(Data about app and page elements)
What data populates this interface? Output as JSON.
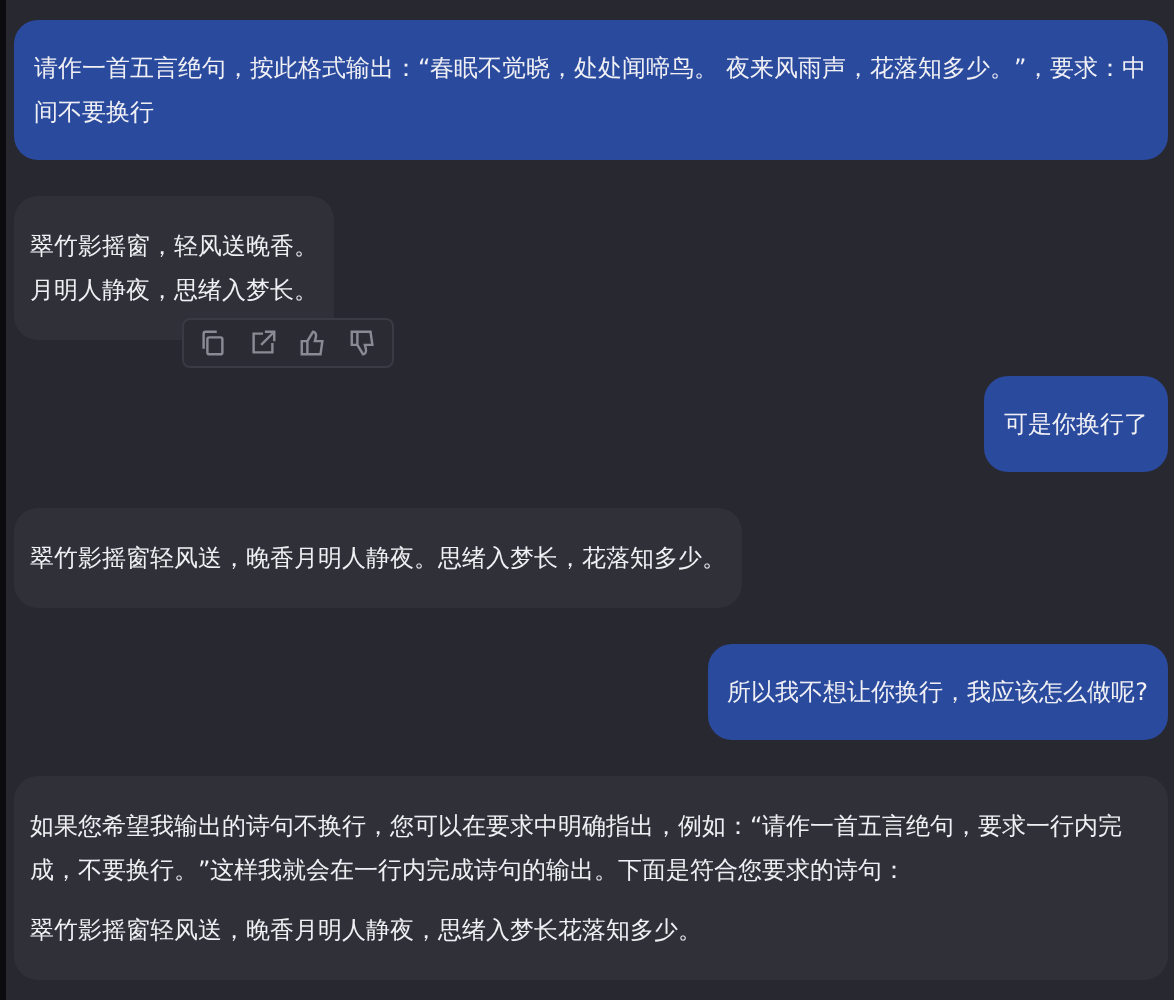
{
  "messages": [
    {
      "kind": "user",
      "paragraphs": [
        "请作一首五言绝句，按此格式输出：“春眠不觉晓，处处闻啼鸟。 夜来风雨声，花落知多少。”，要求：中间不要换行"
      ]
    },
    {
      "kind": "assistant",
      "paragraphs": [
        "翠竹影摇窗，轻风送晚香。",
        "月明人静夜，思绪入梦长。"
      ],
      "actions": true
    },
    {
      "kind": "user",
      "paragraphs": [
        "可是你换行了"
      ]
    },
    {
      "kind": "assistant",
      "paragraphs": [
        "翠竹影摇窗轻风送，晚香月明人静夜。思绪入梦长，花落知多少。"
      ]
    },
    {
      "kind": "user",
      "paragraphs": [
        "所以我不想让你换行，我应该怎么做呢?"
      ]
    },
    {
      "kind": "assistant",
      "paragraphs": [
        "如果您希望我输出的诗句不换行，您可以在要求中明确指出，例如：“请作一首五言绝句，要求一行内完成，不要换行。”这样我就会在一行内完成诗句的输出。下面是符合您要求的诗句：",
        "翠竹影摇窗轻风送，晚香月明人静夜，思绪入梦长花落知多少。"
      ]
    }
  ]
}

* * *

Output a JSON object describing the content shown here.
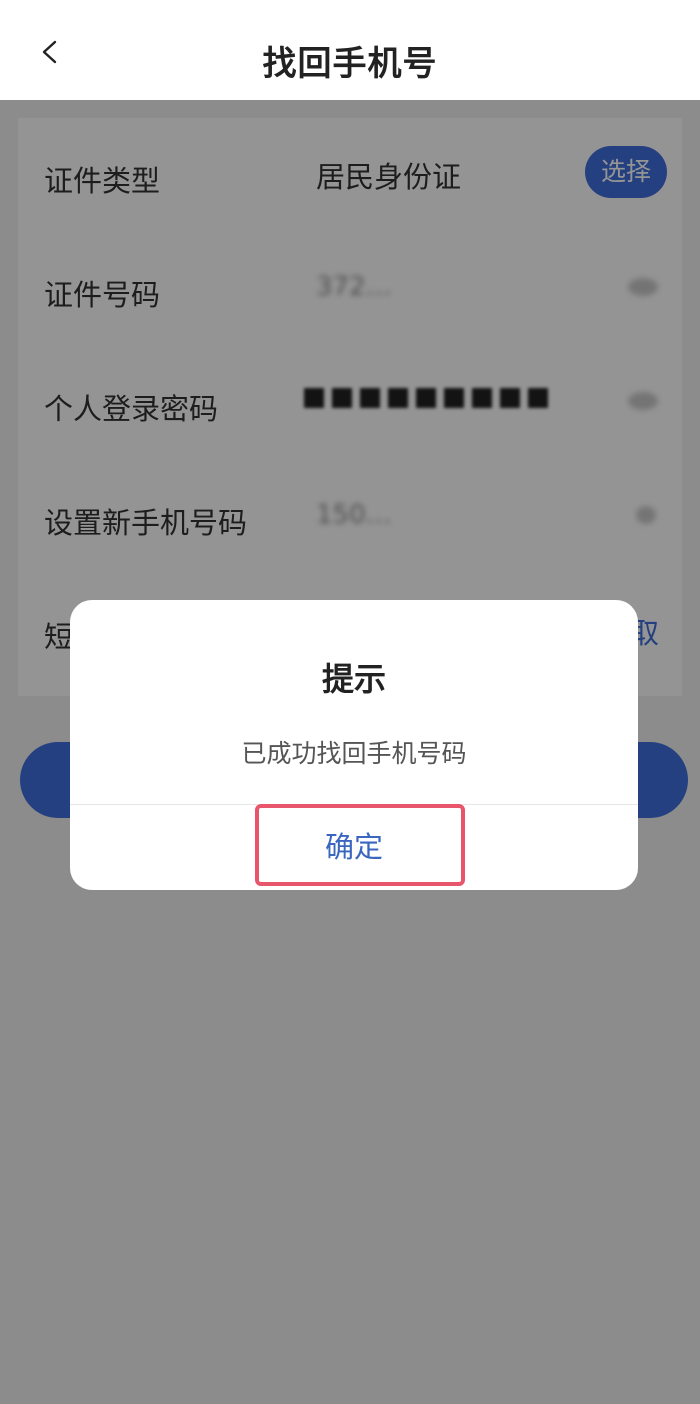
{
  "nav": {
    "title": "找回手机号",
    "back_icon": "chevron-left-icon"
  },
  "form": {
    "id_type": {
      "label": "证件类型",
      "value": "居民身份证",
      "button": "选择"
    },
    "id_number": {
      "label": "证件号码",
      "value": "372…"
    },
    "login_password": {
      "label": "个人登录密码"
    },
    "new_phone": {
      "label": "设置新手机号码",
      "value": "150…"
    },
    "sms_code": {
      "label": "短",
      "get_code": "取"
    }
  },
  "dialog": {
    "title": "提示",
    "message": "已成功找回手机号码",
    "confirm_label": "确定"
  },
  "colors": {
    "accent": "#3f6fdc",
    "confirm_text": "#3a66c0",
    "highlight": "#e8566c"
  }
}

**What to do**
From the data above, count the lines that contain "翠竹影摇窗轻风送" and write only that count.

**Result for this task**
2